--- YOUR TASK ---
Quote all entries exactly, leaving pictures aside.

Items from an interface collection:
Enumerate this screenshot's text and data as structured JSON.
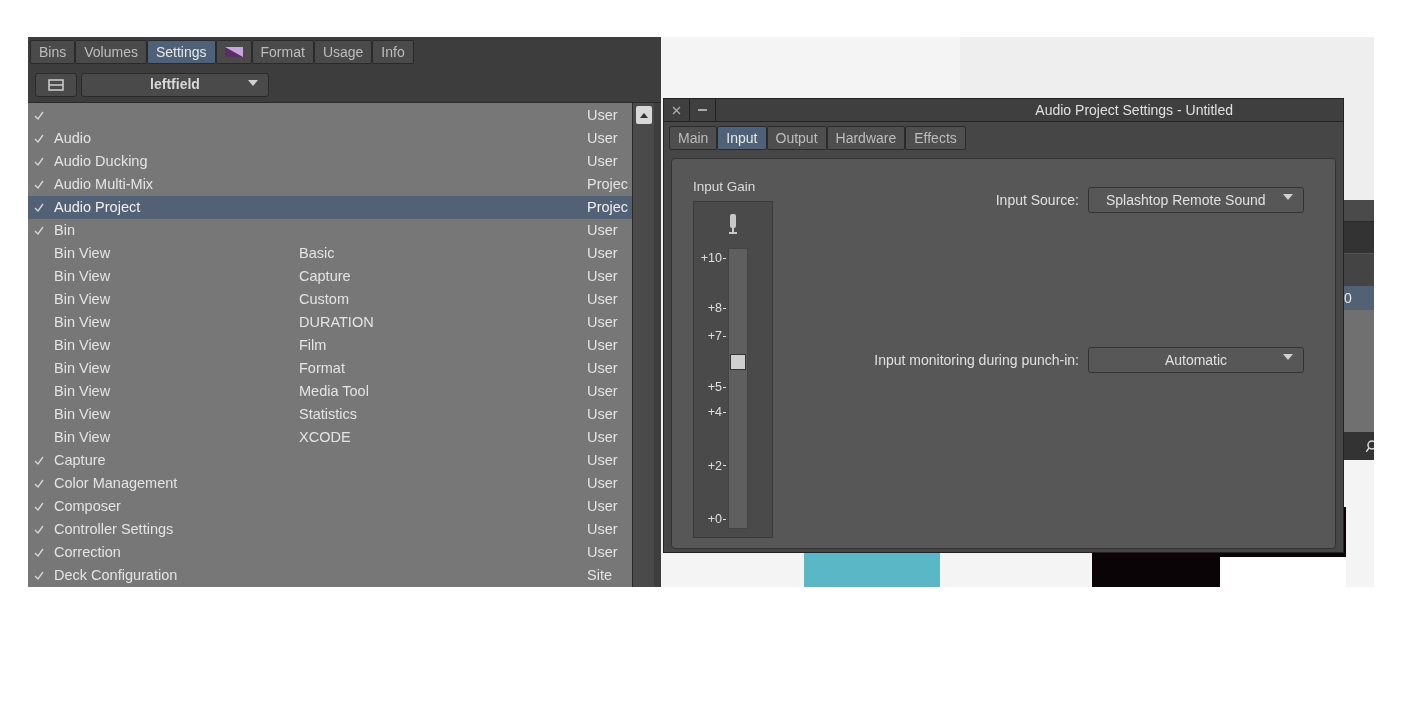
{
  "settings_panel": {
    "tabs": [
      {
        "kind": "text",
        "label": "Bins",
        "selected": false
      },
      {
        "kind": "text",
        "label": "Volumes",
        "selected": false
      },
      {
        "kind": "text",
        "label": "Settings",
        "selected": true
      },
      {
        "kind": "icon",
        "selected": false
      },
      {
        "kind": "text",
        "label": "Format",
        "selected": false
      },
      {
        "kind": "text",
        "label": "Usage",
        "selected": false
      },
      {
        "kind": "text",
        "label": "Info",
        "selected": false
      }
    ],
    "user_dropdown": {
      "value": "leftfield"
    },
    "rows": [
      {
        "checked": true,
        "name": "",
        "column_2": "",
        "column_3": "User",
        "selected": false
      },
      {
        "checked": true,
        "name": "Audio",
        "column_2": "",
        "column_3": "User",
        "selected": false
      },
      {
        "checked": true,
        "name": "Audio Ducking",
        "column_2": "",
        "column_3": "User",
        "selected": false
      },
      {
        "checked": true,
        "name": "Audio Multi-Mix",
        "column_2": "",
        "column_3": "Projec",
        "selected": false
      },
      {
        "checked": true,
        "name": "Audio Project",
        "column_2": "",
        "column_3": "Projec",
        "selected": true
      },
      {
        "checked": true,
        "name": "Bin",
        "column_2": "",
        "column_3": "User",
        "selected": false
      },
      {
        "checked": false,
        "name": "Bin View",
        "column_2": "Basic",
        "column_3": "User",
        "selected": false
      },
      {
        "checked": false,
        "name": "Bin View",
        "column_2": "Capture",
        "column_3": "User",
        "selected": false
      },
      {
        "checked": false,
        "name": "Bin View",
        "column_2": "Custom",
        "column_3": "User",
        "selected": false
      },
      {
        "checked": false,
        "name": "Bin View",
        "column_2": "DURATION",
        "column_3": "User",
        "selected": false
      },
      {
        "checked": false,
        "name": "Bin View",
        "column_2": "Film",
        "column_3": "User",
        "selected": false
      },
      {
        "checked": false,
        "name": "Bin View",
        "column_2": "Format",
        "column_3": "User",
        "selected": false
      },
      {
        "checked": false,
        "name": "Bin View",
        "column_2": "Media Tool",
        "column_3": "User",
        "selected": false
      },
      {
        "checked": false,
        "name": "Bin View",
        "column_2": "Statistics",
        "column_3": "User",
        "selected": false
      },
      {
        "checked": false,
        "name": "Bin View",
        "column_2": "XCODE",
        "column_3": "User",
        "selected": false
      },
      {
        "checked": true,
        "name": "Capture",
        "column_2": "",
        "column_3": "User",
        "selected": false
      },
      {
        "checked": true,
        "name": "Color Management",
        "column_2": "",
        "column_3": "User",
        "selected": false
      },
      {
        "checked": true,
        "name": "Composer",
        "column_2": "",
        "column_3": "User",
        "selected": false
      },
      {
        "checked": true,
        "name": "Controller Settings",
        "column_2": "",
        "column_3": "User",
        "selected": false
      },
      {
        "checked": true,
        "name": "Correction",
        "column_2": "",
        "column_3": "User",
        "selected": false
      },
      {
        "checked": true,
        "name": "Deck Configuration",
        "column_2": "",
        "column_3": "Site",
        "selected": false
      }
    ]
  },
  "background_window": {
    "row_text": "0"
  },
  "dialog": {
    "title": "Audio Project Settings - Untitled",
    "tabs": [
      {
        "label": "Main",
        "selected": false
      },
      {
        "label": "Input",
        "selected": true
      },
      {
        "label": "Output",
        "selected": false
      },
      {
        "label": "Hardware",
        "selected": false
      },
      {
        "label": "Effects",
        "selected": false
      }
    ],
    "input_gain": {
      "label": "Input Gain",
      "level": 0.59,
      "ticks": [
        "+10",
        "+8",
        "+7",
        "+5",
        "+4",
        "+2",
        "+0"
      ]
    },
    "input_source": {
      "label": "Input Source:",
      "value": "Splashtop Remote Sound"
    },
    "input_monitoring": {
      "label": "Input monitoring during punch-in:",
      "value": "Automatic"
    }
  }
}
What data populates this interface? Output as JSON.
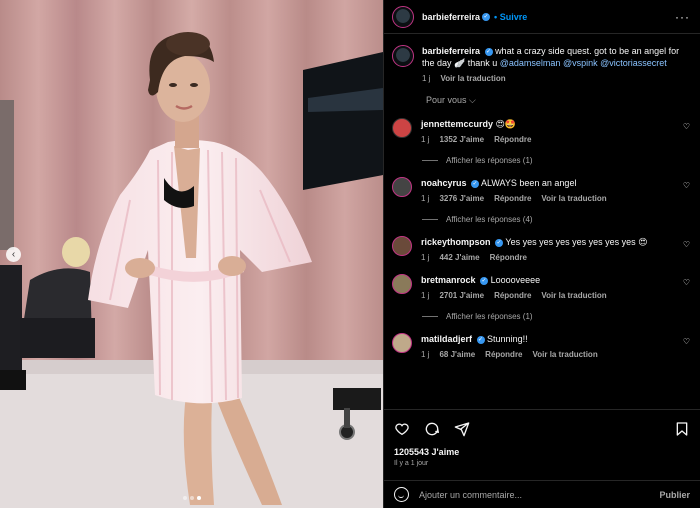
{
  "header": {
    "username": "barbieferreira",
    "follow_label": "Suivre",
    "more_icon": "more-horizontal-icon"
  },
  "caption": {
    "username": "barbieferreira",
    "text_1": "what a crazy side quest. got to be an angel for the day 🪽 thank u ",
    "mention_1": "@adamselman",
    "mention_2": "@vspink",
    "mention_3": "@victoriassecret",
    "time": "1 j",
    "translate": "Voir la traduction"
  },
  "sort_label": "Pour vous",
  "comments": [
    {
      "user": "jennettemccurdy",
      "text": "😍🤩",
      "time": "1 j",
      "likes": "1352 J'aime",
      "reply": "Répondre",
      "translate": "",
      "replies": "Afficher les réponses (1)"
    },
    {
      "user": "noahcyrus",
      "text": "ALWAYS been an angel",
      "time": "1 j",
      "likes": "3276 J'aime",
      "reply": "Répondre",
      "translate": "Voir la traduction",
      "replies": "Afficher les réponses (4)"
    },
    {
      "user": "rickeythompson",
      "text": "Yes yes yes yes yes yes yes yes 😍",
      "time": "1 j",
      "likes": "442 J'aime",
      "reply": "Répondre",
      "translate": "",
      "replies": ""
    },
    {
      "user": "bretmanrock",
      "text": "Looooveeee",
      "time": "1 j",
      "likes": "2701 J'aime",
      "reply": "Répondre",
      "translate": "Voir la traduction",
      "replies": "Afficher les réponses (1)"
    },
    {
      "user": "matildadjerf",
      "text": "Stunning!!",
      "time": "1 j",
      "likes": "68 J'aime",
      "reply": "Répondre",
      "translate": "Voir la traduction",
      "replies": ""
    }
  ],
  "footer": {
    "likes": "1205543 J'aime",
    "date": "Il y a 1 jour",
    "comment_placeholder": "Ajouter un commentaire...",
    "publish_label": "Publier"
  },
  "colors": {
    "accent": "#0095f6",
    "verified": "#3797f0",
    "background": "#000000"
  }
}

--- EXPECTED ANSWER ---
Enumerate this screenshot's text and data as structured JSON.
{
  "settings_panel": {
    "tabs": [
      {
        "kind": "text",
        "label": "Bins",
        "selected": false
      },
      {
        "kind": "text",
        "label": "Volumes",
        "selected": false
      },
      {
        "kind": "text",
        "label": "Settings",
        "selected": true
      },
      {
        "kind": "icon",
        "selected": false
      },
      {
        "kind": "text",
        "label": "Format",
        "selected": false
      },
      {
        "kind": "text",
        "label": "Usage",
        "selected": false
      },
      {
        "kind": "text",
        "label": "Info",
        "selected": false
      }
    ],
    "user_dropdown": {
      "value": "leftfield"
    },
    "rows": [
      {
        "checked": true,
        "name": "",
        "column_2": "",
        "column_3": "User",
        "selected": false
      },
      {
        "checked": true,
        "name": "Audio",
        "column_2": "",
        "column_3": "User",
        "selected": false
      },
      {
        "checked": true,
        "name": "Audio Ducking",
        "column_2": "",
        "column_3": "User",
        "selected": false
      },
      {
        "checked": true,
        "name": "Audio Multi-Mix",
        "column_2": "",
        "column_3": "Projec",
        "selected": false
      },
      {
        "checked": true,
        "name": "Audio Project",
        "column_2": "",
        "column_3": "Projec",
        "selected": true
      },
      {
        "checked": true,
        "name": "Bin",
        "column_2": "",
        "column_3": "User",
        "selected": false
      },
      {
        "checked": false,
        "name": "Bin View",
        "column_2": "Basic",
        "column_3": "User",
        "selected": false
      },
      {
        "checked": false,
        "name": "Bin View",
        "column_2": "Capture",
        "column_3": "User",
        "selected": false
      },
      {
        "checked": false,
        "name": "Bin View",
        "column_2": "Custom",
        "column_3": "User",
        "selected": false
      },
      {
        "checked": false,
        "name": "Bin View",
        "column_2": "DURATION",
        "column_3": "User",
        "selected": false
      },
      {
        "checked": false,
        "name": "Bin View",
        "column_2": "Film",
        "column_3": "User",
        "selected": false
      },
      {
        "checked": false,
        "name": "Bin View",
        "column_2": "Format",
        "column_3": "User",
        "selected": false
      },
      {
        "checked": false,
        "name": "Bin View",
        "column_2": "Media Tool",
        "column_3": "User",
        "selected": false
      },
      {
        "checked": false,
        "name": "Bin View",
        "column_2": "Statistics",
        "column_3": "User",
        "selected": false
      },
      {
        "checked": false,
        "name": "Bin View",
        "column_2": "XCODE",
        "column_3": "User",
        "selected": false
      },
      {
        "checked": true,
        "name": "Capture",
        "column_2": "",
        "column_3": "User",
        "selected": false
      },
      {
        "checked": true,
        "name": "Color Management",
        "column_2": "",
        "column_3": "User",
        "selected": false
      },
      {
        "checked": true,
        "name": "Composer",
        "column_2": "",
        "column_3": "User",
        "selected": false
      },
      {
        "checked": true,
        "name": "Controller Settings",
        "column_2": "",
        "column_3": "User",
        "selected": false
      },
      {
        "checked": true,
        "name": "Correction",
        "column_2": "",
        "column_3": "User",
        "selected": false
      },
      {
        "checked": true,
        "name": "Deck Configuration",
        "column_2": "",
        "column_3": "Site",
        "selected": false
      }
    ]
  },
  "background_window": {
    "row_text": "0"
  },
  "dialog": {
    "title": "Audio Project Settings - Untitled",
    "tabs": [
      {
        "label": "Main",
        "selected": false
      },
      {
        "label": "Input",
        "selected": true
      },
      {
        "label": "Output",
        "selected": false
      },
      {
        "label": "Hardware",
        "selected": false
      },
      {
        "label": "Effects",
        "selected": false
      }
    ],
    "input_gain": {
      "label": "Input Gain",
      "level": 0.59,
      "ticks": [
        "+10",
        "+8",
        "+7",
        "+5",
        "+4",
        "+2",
        "+0"
      ]
    },
    "input_source": {
      "label": "Input Source:",
      "value": "Splashtop Remote Sound"
    },
    "input_monitoring": {
      "label": "Input monitoring during punch-in:",
      "value": "Automatic"
    }
  }
}
What data populates this interface? Output as JSON.
{
  "header": {
    "username": "barbieferreira",
    "follow_label": "Suivre",
    "more_icon": "more-horizontal-icon"
  },
  "caption": {
    "username": "barbieferreira",
    "text_1": "what a crazy side quest. got to be an angel for the day 🪽 thank u ",
    "mention_1": "@adamselman",
    "mention_2": "@vspink",
    "mention_3": "@victoriassecret",
    "time": "1 j",
    "translate": "Voir la traduction"
  },
  "sort_label": "Pour vous",
  "comments": [
    {
      "user": "jennettemccurdy",
      "text": "😍🤩",
      "time": "1 j",
      "likes": "1352 J'aime",
      "reply": "Répondre",
      "translate": "",
      "replies": "Afficher les réponses (1)"
    },
    {
      "user": "noahcyrus",
      "text": "ALWAYS been an angel",
      "time": "1 j",
      "likes": "3276 J'aime",
      "reply": "Répondre",
      "translate": "Voir la traduction",
      "replies": "Afficher les réponses (4)"
    },
    {
      "user": "rickeythompson",
      "text": "Yes yes yes yes yes yes yes yes 😍",
      "time": "1 j",
      "likes": "442 J'aime",
      "reply": "Répondre",
      "translate": "",
      "replies": ""
    },
    {
      "user": "bretmanrock",
      "text": "Looooveeee",
      "time": "1 j",
      "likes": "2701 J'aime",
      "reply": "Répondre",
      "translate": "Voir la traduction",
      "replies": "Afficher les réponses (1)"
    },
    {
      "user": "matildadjerf",
      "text": "Stunning!!",
      "time": "1 j",
      "likes": "68 J'aime",
      "reply": "Répondre",
      "translate": "Voir la traduction",
      "replies": ""
    }
  ],
  "footer": {
    "likes": "1205543 J'aime",
    "date": "Il y a 1 jour",
    "comment_placeholder": "Ajouter un commentaire...",
    "publish_label": "Publier"
  },
  "colors": {
    "accent": "#0095f6",
    "verified": "#3797f0",
    "background": "#000000"
  }
}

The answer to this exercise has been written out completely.